‘Austerity regime squeezing hard’: Councils attacked for aggressive debt collection
A survey by debt charity StepChange found that local councils are more likely to use aggressive enforcement measures to recover debts than they are to offer help.
StepChange’s survey of its clients found that even after they spoke to their council about their money problems, 62 percent were threatened with court action and 51 percent were threatened with bailiffs.
Only 25 percent of people were offered the option of paying in affordable installments, and just 13 percent were encouraged to seek debt advice.
The report found that council tax debt is one of the fastest growing problems it has seen in the past four years, and is second only to payday loans.
Meanwhile, activists and unions have condemned local governments’ use of court orders and bailiffs as “scandalous.”
StepChange claims the number of people seeking help for council tax arrears has tripled since 2010, with the average level of debt increasing from £675 to £832.
According to the report, just over half of StepChange’s clients are families with children, while 64 percent are women.
A quarter of people who approach the charity for help with debt are single parent families.
The survey also found that many people who fail to keep up with council tax payments are struggling with other debts – including credit card loans, overdraft payments, and payday loans.
A spokesperson for StepChange said councils need to be more responsible in how they approach people with debt.
“The changing nature of debt problems, where more and more people are struggling to meet their essential living costs, combined with changes to council tax benefits, have conspired to create a debt problem that has grown second only to payday loans,” the spokesperson told RT.
Just got our new survey back from @CitizensAdvice across the country. Lots of problems reported with bailiffs & aggressive debt collection.
— James Plunkett (@jamestplunkett) March 9, 2015
“Councils need to employ a more consistent, responsible, and proportionate approach to dealing with people in arrears, and not default to aggressive enforcement that often makes a bad situation worse,” he added.

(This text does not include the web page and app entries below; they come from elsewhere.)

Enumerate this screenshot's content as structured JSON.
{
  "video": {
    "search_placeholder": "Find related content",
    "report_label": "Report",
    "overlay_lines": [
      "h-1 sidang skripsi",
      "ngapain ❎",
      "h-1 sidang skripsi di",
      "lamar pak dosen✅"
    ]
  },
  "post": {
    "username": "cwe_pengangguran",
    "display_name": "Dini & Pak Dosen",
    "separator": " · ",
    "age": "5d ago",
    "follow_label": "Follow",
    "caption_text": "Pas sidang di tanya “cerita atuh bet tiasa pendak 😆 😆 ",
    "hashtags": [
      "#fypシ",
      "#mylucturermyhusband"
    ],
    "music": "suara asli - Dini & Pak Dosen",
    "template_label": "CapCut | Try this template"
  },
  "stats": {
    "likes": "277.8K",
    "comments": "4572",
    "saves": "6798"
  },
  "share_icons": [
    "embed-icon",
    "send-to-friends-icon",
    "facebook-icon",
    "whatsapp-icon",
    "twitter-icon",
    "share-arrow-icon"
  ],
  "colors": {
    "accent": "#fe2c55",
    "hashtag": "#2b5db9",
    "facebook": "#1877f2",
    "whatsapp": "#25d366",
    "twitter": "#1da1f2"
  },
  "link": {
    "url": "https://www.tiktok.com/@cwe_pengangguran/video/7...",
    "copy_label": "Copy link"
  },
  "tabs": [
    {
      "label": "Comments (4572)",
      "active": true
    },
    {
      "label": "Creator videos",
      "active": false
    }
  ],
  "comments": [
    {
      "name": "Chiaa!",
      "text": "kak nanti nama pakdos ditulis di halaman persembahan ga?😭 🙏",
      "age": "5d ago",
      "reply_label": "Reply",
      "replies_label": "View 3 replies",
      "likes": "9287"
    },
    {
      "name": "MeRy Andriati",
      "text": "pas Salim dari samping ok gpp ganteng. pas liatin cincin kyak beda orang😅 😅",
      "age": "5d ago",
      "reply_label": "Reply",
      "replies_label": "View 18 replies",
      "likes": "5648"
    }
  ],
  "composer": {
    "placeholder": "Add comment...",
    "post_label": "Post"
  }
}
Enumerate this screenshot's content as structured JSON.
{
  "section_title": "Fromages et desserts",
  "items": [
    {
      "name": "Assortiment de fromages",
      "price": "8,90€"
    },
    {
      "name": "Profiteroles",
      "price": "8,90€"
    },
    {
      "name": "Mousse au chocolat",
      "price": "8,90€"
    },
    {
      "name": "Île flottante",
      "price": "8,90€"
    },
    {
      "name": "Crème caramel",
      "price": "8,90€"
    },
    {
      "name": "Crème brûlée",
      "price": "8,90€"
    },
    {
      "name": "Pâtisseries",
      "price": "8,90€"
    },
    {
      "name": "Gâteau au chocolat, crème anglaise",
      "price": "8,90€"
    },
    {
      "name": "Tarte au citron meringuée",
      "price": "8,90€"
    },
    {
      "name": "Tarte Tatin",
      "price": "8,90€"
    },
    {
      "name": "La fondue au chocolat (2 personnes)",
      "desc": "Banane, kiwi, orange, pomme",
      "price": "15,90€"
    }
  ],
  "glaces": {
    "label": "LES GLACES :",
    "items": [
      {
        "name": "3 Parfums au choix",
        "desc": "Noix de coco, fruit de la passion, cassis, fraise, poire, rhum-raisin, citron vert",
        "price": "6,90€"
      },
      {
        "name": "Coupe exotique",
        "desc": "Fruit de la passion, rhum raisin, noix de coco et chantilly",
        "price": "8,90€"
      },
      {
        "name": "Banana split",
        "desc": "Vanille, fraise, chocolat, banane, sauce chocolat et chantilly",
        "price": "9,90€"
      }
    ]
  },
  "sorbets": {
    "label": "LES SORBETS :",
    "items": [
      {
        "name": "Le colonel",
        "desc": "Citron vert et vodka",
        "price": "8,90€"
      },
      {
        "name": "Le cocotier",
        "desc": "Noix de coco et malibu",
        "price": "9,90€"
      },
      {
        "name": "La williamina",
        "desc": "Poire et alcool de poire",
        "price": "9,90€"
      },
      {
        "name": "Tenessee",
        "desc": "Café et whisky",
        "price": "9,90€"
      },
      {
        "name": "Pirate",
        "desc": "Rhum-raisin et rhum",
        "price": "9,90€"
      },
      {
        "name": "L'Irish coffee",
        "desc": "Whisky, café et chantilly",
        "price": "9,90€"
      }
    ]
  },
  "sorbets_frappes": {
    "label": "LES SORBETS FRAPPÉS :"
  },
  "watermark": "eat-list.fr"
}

Liane Groves, community national coordinator at Unite the Union, said the use of bailiffs is “scandalous,” as debt-burdened individuals are charged for the cost of sending them out.
“The use of bailiffs has grown astronomically since austerity. We completely condemn their use and believe local councils could be doing a lot more to help people,” she told RT.
“The Citizens Advice Bureau and Local Government Association came up with an agreement on how best to deal with people in debt...we would call on local governments to work within their own policies on debt collection,” Groves added.
“It was scandalous that...if someone was in debt by a couple hundred quid, they would call the bailiffs and they’d end up with several more hundred pounds of debt.”
Eileen Short of campaign group Defend Council Housing blamed the effects of government austerity policies.
“The whole climate in Britain driven by the austerity regime is squeezing down hard on people with the least means,” she told RT.
Short-sighted benefits cuts and the bedroom tax are examples of how low-income households have been penalized by the government.
“Hundreds of people have been summoned to court for arrears of small amounts, but which have been caused by government cuts...we have been saying to councils you need choose which side you’re on,” Short said.